Dependent upon the length of the antenna, there may be several peaks and troughs of current and voltage along the length of the radiating element.

The most popular form of dipole antenna is the half wave and for this, the current is at a minimum at the ends and rises to a maximum in the middle where the feed is applied.

Current and voltage waveforms on a half wave dipole.
Current and voltage waveforms on a half wave dipole

Conversely the voltage is low at the middle and rises to a maximum at the ends. It is generally fed at the centre, at the point where the current is at a maximum and the voltage a minimum. This provides a low impedance feed point which is convenient to handle. High voltage feed points are far less convenient and more difficult to use.

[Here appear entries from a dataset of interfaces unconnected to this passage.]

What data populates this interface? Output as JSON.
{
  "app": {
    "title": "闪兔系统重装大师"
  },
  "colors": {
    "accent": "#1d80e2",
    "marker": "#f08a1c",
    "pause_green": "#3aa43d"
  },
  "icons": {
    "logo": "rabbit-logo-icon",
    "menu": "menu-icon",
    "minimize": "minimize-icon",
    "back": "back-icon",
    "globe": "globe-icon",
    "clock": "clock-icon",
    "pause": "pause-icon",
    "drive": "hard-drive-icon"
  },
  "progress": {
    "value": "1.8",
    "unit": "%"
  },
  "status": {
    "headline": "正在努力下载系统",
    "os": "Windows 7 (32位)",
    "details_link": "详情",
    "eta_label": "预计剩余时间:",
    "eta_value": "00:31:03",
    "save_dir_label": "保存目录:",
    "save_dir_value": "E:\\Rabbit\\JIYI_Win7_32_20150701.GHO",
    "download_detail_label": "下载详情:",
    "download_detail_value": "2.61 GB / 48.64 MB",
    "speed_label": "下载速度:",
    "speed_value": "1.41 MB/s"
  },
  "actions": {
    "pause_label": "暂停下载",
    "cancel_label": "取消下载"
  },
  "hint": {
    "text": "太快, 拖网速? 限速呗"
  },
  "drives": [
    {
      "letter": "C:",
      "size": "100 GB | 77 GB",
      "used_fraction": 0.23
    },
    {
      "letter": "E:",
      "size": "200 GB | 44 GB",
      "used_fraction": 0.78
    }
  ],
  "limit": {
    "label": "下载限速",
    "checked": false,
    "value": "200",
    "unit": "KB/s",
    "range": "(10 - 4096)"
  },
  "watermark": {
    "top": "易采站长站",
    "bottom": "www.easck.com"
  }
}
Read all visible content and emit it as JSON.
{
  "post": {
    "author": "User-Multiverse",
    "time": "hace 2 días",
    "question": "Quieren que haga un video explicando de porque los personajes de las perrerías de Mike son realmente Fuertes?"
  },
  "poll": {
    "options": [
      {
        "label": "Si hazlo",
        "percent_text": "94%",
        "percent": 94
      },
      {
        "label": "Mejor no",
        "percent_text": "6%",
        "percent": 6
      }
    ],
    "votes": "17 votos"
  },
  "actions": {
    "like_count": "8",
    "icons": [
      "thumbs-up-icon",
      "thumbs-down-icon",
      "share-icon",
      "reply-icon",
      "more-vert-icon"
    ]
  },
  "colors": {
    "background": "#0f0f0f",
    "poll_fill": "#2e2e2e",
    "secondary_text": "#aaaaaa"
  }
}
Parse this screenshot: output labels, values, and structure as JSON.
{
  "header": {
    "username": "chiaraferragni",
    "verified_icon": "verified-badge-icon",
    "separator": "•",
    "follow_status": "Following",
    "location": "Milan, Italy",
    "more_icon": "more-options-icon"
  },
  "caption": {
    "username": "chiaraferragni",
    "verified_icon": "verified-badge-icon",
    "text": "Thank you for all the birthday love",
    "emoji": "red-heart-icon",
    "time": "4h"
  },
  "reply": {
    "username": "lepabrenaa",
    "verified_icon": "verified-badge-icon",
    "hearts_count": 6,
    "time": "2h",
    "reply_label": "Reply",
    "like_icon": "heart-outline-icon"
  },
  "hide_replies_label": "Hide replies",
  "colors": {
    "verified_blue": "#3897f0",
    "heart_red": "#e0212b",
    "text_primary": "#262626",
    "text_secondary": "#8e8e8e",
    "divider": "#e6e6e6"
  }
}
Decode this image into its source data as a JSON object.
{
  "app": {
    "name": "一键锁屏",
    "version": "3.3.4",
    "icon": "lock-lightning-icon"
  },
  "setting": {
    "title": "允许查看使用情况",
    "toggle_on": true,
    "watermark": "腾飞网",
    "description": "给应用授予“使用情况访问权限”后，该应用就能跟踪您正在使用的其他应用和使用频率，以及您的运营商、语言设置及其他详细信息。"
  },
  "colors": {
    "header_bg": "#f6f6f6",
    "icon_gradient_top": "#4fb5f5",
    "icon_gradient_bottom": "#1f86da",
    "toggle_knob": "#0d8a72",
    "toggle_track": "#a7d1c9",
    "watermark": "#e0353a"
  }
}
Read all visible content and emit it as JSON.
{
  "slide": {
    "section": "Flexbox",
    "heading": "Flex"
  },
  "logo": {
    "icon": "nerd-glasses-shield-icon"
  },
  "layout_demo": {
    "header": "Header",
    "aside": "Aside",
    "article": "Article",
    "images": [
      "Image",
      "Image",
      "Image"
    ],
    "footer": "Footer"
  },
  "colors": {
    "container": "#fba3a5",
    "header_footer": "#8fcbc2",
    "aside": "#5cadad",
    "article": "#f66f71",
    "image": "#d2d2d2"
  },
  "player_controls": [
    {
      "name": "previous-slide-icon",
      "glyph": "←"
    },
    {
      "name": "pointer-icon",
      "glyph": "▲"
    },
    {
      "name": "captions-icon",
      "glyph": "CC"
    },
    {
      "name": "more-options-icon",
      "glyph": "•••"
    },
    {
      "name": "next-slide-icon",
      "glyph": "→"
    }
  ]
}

It is easy to remember where the current and voltage minima are. As an aide memoire it can be thought of that the voltage is at a maximum at the ends because it is the point where it is effectively open circuit, and the current is zero there, because there is nowhere for it to flow.

Other forms of dipole

When multiple half wavelength dipoles are used, they are similarly normally fed in the centre. Here again the voltage is at a minimum and the current at a maximum. Theoretically any of the current maximum nodes could be used.

More Antenna & Propagation Topics:
EM waves     Radio propagation     Ionospheric propagation     Ground wave     Meteor scatter     Tropospheric propagation     Cubical quad     Dipole     Discone     Ferrite rod     Log periodic antenna     Parabolic reflector antenna     Vertical antennas     Yagi     Antenna grounding     Coax cable     Waveguide     VSWR     Antenna baluns     MIMO    
    Return to Antennas & Propagation menu . . .